## TASK TO CARRY OUT
In full and without deviation, reproduce the records that follow.

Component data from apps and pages
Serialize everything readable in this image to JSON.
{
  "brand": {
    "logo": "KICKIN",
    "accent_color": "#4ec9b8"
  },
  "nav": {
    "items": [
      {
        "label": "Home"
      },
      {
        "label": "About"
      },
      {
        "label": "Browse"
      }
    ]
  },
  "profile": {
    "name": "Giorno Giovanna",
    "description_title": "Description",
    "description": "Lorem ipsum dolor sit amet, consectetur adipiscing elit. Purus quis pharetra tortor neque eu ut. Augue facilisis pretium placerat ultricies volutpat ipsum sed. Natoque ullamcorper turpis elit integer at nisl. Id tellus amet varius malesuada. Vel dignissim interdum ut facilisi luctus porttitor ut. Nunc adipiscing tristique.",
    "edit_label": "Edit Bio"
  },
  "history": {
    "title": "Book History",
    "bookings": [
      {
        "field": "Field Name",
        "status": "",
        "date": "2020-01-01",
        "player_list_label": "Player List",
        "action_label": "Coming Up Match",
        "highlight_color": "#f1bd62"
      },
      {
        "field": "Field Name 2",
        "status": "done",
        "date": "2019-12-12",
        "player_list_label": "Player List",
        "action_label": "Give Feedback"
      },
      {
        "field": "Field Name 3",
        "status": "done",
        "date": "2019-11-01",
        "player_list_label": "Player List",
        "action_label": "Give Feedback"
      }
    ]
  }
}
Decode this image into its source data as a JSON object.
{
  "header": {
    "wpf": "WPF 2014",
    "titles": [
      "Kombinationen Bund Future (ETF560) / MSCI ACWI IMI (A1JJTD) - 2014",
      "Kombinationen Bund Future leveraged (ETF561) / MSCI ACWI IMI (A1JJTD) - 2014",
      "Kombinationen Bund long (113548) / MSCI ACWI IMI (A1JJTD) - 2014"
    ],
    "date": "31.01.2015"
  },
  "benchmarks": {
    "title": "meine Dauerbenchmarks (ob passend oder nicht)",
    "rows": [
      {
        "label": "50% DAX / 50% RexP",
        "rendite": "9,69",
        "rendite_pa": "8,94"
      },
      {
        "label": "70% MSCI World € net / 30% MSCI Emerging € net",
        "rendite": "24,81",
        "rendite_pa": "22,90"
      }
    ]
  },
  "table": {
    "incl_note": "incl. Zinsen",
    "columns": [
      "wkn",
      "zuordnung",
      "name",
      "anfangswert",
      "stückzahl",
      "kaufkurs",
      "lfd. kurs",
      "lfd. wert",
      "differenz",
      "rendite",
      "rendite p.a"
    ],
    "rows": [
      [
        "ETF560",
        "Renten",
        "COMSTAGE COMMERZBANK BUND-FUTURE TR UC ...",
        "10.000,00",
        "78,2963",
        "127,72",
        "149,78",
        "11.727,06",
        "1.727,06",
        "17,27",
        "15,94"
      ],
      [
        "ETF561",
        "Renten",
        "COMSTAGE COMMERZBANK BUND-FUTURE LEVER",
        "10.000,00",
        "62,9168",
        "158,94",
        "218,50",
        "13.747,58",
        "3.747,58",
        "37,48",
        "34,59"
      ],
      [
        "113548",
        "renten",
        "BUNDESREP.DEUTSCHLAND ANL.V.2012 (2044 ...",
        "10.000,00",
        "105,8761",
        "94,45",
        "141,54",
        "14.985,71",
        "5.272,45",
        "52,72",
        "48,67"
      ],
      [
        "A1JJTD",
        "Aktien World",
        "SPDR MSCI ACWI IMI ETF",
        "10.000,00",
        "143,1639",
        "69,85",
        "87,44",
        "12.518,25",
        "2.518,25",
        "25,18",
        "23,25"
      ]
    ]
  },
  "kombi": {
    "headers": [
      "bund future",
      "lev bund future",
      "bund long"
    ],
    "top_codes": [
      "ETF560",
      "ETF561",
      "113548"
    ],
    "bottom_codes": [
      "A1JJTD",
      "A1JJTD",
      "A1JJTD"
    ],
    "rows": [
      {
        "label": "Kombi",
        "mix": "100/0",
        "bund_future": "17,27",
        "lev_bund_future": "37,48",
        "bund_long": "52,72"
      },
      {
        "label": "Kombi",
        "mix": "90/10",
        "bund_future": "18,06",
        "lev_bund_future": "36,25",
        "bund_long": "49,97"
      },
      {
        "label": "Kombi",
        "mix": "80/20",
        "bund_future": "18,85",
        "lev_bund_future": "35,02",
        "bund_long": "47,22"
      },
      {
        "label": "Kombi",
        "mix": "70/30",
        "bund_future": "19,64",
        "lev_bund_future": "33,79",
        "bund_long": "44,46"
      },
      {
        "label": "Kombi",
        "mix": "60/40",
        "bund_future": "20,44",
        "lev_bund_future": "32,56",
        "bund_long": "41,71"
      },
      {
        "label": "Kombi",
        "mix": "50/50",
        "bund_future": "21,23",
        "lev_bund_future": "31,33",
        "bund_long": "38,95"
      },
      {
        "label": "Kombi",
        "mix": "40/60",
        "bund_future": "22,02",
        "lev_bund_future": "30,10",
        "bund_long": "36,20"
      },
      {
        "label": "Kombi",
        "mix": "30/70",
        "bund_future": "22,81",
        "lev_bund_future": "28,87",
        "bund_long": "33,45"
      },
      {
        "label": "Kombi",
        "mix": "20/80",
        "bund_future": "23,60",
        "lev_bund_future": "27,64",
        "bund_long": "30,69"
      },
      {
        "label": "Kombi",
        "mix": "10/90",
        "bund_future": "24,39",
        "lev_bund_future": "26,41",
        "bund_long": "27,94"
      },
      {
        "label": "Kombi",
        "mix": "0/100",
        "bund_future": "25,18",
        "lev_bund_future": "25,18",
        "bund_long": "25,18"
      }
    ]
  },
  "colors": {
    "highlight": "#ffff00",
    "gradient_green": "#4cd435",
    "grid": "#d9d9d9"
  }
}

## THE ANSWER
Serialize everything readable in this image to JSON.
{
  "brand": {
    "logo": "KICKIN",
    "accent_color": "#4ec9b8"
  },
  "nav": {
    "items": [
      {
        "label": "Home"
      },
      {
        "label": "About"
      },
      {
        "label": "Browse"
      }
    ]
  },
  "profile": {
    "name": "Giorno Giovanna",
    "description_title": "Description",
    "description": "Lorem ipsum dolor sit amet, consectetur adipiscing elit. Purus quis pharetra tortor neque eu ut. Augue facilisis pretium placerat ultricies volutpat ipsum sed. Natoque ullamcorper turpis elit integer at nisl. Id tellus amet varius malesuada. Vel dignissim interdum ut facilisi luctus porttitor ut. Nunc adipiscing tristique.",
    "edit_label": "Edit Bio"
  },
  "history": {
    "title": "Book History",
    "bookings": [
      {
        "field": "Field Name",
        "status": "",
        "date": "2020-01-01",
        "player_list_label": "Player List",
        "action_label": "Coming Up Match",
        "highlight_color": "#f1bd62"
      },
      {
        "field": "Field Name 2",
        "status": "done",
        "date": "2019-12-12",
        "player_list_label": "Player List",
        "action_label": "Give Feedback"
      },
      {
        "field": "Field Name 3",
        "status": "done",
        "date": "2019-11-01",
        "player_list_label": "Player List",
        "action_label": "Give Feedback"
      }
    ]
  }
}
Decode this image into its source data as a JSON object.
{
  "header": {
    "wpf": "WPF 2014",
    "titles": [
      "Kombinationen Bund Future (ETF560) / MSCI ACWI IMI (A1JJTD) - 2014",
      "Kombinationen Bund Future leveraged (ETF561) / MSCI ACWI IMI (A1JJTD) - 2014",
      "Kombinationen Bund long (113548) / MSCI ACWI IMI (A1JJTD) - 2014"
    ],
    "date": "31.01.2015"
  },
  "benchmarks": {
    "title": "meine Dauerbenchmarks (ob passend oder nicht)",
    "rows": [
      {
        "label": "50% DAX / 50% RexP",
        "rendite": "9,69",
        "rendite_pa": "8,94"
      },
      {
        "label": "70% MSCI World € net / 30% MSCI Emerging € net",
        "rendite": "24,81",
        "rendite_pa": "22,90"
      }
    ]
  },
  "table": {
    "incl_note": "incl. Zinsen",
    "columns": [
      "wkn",
      "zuordnung",
      "name",
      "anfangswert",
      "stückzahl",
      "kaufkurs",
      "lfd. kurs",
      "lfd. wert",
      "differenz",
      "rendite",
      "rendite p.a"
    ],
    "rows": [
      [
        "ETF560",
        "Renten",
        "COMSTAGE COMMERZBANK BUND-FUTURE TR UC ...",
        "10.000,00",
        "78,2963",
        "127,72",
        "149,78",
        "11.727,06",
        "1.727,06",
        "17,27",
        "15,94"
      ],
      [
        "ETF561",
        "Renten",
        "COMSTAGE COMMERZBANK BUND-FUTURE LEVER",
        "10.000,00",
        "62,9168",
        "158,94",
        "218,50",
        "13.747,58",
        "3.747,58",
        "37,48",
        "34,59"
      ],
      [
        "113548",
        "renten",
        "BUNDESREP.DEUTSCHLAND ANL.V.2012 (2044 ...",
        "10.000,00",
        "105,8761",
        "94,45",
        "141,54",
        "14.985,71",
        "5.272,45",
        "52,72",
        "48,67"
      ],
      [
        "A1JJTD",
        "Aktien World",
        "SPDR MSCI ACWI IMI ETF",
        "10.000,00",
        "143,1639",
        "69,85",
        "87,44",
        "12.518,25",
        "2.518,25",
        "25,18",
        "23,25"
      ]
    ]
  },
  "kombi": {
    "headers": [
      "bund future",
      "lev bund future",
      "bund long"
    ],
    "top_codes": [
      "ETF560",
      "ETF561",
      "113548"
    ],
    "bottom_codes": [
      "A1JJTD",
      "A1JJTD",
      "A1JJTD"
    ],
    "rows": [
      {
        "label": "Kombi",
        "mix": "100/0",
        "bund_future": "17,27",
        "lev_bund_future": "37,48",
        "bund_long": "52,72"
      },
      {
        "label": "Kombi",
        "mix": "90/10",
        "bund_future": "18,06",
        "lev_bund_future": "36,25",
        "bund_long": "49,97"
      },
      {
        "label": "Kombi",
        "mix": "80/20",
        "bund_future": "18,85",
        "lev_bund_future": "35,02",
        "bund_long": "47,22"
      },
      {
        "label": "Kombi",
        "mix": "70/30",
        "bund_future": "19,64",
        "lev_bund_future": "33,79",
        "bund_long": "44,46"
      },
      {
        "label": "Kombi",
        "mix": "60/40",
        "bund_future": "20,44",
        "lev_bund_future": "32,56",
        "bund_long": "41,71"
      },
      {
        "label": "Kombi",
        "mix": "50/50",
        "bund_future": "21,23",
        "lev_bund_future": "31,33",
        "bund_long": "38,95"
      },
      {
        "label": "Kombi",
        "mix": "40/60",
        "bund_future": "22,02",
        "lev_bund_future": "30,10",
        "bund_long": "36,20"
      },
      {
        "label": "Kombi",
        "mix": "30/70",
        "bund_future": "22,81",
        "lev_bund_future": "28,87",
        "bund_long": "33,45"
      },
      {
        "label": "Kombi",
        "mix": "20/80",
        "bund_future": "23,60",
        "lev_bund_future": "27,64",
        "bund_long": "30,69"
      },
      {
        "label": "Kombi",
        "mix": "10/90",
        "bund_future": "24,39",
        "lev_bund_future": "26,41",
        "bund_long": "27,94"
      },
      {
        "label": "Kombi",
        "mix": "0/100",
        "bund_future": "25,18",
        "lev_bund_future": "25,18",
        "bund_long": "25,18"
      }
    ]
  },
  "colors": {
    "highlight": "#ffff00",
    "gradient_green": "#4cd435",
    "grid": "#d9d9d9"
  }
}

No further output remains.